A short distance down the beach east of the Liberty is the Tulamben Drop-off, where the rocky bottom falls away to a beautiful wall on the edge of three lava flows, where we did our third dive. To the untrained eye, a plain rocky/sandy bottom often appears dead and boring, but if you look closely and swim slowly, all kinds of critters become visible. Hundreds of tiny black gobies hovered above their holes in the sand, turning and diving in unison at any sign of danger. A group of a dozen baby triggerfish swam in a cluster near their mother, and several colourful nudibranchs slithered along the bottom. Along the wall, we cruised slowly and found gorgonians crawling with tiny transparent shrimp, more candy-coloured nudibranchs, a big cuttlefish, giant clams, a moray eel, huge feather stars, and a couple blue-spotted stingrays. It's fun to watch symbiosis at work at cleaning stations, where fish of all types, from wrasses and butterflyfish to big guys like grouper and trumpetfish, hover in an area where little cleaner wrasses go to work nibbling parasites off them. Sometimes they sit there with mouths and gills open, and everybody leaves happy - clean or full of dinner.
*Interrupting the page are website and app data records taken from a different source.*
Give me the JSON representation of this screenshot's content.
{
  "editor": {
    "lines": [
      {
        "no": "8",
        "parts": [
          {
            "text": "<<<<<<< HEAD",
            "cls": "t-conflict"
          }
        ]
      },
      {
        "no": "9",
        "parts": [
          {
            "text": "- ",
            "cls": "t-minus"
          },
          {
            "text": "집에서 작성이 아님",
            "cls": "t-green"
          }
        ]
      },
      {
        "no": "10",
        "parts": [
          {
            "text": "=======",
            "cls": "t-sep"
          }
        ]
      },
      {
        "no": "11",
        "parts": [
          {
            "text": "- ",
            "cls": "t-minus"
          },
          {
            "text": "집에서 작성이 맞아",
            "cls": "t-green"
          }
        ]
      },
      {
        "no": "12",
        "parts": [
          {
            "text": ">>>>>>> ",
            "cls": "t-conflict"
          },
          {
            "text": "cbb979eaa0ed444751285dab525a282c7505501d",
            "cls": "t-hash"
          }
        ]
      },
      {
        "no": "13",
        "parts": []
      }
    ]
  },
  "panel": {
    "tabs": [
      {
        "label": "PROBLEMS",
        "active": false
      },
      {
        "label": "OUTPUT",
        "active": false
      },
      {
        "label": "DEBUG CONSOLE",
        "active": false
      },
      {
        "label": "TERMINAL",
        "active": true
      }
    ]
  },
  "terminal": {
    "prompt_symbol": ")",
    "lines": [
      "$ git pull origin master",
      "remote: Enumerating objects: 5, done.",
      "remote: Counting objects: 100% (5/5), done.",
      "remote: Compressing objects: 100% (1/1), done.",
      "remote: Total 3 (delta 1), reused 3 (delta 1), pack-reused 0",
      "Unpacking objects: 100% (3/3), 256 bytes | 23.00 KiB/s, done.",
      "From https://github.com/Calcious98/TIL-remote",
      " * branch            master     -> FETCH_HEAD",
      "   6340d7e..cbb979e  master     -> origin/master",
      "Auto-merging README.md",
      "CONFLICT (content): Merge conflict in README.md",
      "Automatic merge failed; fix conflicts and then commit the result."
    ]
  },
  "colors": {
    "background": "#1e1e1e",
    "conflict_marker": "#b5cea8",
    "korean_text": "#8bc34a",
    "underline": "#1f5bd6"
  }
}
By the time we made it back to the rocky shallows, the afternoon sun was shining through the water onto a passing school of grunts, making for a nice end to another lovely dive and a perfect day beneath the waves.